McDonald struggled again in the sixth, allowing Chicago to plate two more runs. Rookie Anthony Rizzo led off the frame with a base knock up the middle. Soriano followed by crushing a 1-1 pitch to left field for a two-run homer.
“Soriano hit a good pitch,” McDonald said. “Castro, it was a bad pitch but he still hit it. It’s not easy just to hit homers. I tip my hat. They hit the ball when they needed to.”
McDonald has allowed at least four runs in each of his last three starts since the All-Star break. During that span, he’s posted a 8.89 ERA. Overall on Tuesday, McDonald allowed five runs on five hits over six innings. He walked three and struck out six while throwing 87 pitches, 57 for strikes.
“He was so much better across the board,” Hurdle said. “Downhill plane with his fastball, consistent velocity, breaking ball was better, slider was better. A couple pitches he’d like to have back. I got in the way with the intentional walk. It was so much cleaner. That’s the James that we saw the first half of the season albeit a couple misses. Sometimes they make the same pitches and they don’t get hit. Tonight they were hit. Mistakes were made, they hit, they took advantage of it.”

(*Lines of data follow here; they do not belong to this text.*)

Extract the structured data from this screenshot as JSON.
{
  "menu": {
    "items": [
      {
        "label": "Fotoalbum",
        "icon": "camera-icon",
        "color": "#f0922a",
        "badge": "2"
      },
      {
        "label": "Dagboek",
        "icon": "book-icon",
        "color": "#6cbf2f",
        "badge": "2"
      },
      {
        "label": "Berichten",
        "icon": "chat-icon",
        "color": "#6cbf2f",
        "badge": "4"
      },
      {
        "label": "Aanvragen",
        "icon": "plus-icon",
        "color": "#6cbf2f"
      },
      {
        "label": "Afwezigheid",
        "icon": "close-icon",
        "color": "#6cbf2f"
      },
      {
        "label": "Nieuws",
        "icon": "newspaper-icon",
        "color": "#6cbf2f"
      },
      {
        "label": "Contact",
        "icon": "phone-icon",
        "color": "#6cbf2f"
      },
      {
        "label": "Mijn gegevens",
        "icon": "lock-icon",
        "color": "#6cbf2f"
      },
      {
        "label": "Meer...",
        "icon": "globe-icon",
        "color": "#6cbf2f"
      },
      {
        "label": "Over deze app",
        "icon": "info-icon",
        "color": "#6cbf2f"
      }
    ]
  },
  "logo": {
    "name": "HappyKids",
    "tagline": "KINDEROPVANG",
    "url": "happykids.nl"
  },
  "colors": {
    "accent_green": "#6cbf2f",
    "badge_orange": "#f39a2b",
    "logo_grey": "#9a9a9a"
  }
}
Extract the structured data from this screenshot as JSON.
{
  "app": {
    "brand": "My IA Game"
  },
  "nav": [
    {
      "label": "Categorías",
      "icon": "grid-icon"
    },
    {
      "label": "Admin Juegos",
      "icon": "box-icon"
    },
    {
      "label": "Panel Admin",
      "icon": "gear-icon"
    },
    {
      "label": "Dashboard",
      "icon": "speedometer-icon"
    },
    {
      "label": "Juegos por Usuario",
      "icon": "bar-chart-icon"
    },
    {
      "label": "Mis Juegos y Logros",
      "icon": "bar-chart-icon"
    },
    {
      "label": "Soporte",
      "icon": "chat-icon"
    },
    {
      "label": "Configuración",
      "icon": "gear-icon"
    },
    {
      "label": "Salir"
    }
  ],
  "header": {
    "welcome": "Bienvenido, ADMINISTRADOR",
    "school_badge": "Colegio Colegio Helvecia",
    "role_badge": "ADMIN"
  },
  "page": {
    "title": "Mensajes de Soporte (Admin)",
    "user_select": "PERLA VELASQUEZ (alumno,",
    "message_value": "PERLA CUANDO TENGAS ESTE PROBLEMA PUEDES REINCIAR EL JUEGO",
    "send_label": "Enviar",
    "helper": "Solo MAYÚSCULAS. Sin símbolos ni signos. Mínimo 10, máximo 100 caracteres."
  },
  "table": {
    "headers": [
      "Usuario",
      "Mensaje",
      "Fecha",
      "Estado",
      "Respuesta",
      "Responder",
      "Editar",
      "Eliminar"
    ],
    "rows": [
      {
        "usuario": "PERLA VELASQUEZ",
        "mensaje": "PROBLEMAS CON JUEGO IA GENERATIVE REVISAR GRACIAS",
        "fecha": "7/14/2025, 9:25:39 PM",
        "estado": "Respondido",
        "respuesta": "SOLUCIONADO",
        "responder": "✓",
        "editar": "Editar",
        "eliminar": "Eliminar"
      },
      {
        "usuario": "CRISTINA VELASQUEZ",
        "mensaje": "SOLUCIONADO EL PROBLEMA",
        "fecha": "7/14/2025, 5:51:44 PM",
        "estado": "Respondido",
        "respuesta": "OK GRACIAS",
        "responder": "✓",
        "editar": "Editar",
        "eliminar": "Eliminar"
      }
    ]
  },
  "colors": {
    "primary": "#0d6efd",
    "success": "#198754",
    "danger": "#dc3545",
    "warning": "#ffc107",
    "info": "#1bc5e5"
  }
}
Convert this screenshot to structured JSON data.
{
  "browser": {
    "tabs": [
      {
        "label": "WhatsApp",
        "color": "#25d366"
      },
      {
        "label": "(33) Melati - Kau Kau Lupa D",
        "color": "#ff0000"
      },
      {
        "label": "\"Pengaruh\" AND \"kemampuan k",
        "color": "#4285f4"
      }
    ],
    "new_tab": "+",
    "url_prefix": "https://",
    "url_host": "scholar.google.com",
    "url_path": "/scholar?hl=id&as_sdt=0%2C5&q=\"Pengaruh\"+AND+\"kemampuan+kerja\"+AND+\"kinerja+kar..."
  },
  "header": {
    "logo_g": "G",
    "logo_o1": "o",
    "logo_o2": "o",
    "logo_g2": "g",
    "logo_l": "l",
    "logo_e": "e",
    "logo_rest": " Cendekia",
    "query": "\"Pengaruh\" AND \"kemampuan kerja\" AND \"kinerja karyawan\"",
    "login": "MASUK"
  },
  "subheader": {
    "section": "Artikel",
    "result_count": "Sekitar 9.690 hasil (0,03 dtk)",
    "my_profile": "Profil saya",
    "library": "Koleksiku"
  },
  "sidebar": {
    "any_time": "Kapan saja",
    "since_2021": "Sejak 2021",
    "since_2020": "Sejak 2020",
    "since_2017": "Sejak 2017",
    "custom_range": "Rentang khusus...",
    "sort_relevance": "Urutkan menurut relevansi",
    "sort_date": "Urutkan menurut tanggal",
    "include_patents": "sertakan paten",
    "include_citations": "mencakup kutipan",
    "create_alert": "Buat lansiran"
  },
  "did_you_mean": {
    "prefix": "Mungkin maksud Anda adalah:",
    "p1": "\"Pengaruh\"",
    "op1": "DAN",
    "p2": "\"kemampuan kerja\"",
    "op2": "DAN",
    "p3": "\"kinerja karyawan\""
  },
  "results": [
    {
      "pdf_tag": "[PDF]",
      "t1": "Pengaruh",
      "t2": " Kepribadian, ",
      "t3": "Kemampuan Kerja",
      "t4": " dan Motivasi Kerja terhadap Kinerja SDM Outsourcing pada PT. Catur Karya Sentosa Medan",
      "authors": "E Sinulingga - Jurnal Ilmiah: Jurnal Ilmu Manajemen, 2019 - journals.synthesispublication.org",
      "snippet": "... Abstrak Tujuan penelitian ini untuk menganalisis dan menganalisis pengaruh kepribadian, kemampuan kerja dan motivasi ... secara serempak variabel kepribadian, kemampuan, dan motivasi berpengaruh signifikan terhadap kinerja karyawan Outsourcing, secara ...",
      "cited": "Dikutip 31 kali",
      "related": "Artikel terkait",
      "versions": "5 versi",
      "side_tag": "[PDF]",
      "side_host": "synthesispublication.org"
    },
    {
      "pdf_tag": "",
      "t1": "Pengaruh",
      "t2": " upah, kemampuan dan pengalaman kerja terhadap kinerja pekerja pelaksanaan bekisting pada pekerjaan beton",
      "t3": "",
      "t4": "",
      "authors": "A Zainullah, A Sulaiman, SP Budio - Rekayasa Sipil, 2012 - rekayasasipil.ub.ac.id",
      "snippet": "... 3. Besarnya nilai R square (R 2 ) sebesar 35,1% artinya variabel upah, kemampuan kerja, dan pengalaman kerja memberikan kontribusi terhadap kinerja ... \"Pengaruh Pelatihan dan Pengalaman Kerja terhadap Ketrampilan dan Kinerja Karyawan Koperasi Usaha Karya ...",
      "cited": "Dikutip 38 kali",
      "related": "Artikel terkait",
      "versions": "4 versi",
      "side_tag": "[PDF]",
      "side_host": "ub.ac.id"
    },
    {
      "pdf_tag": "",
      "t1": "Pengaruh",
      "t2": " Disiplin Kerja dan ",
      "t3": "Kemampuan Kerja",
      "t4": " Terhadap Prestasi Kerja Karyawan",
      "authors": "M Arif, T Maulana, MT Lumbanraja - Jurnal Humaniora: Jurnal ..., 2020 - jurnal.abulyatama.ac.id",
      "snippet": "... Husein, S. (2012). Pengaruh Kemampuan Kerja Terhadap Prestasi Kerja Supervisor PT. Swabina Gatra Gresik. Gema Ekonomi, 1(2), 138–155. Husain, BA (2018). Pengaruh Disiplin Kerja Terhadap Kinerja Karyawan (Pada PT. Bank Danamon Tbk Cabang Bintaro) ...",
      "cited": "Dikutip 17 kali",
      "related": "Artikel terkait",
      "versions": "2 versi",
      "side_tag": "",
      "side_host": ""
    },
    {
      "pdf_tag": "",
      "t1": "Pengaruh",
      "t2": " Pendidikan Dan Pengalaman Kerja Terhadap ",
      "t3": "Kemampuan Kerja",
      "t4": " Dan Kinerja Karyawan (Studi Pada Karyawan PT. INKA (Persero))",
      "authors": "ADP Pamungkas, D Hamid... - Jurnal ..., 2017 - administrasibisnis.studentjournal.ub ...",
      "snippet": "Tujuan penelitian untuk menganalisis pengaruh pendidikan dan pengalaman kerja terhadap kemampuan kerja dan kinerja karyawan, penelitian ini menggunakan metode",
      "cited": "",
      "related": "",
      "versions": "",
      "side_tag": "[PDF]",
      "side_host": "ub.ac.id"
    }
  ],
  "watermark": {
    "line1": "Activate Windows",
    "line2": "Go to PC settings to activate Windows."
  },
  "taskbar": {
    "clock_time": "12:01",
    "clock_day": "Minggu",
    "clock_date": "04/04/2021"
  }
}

“Just tried to focus a little bit more,” McDonald said on what he focused on between the two starts. “Worry about being down in the zone a little bit better. The results may not be as good as you see, five runs, but I think I took step forward from my previous two. I went after guys. Had good stuff. It was decent even though the results weren’t there.”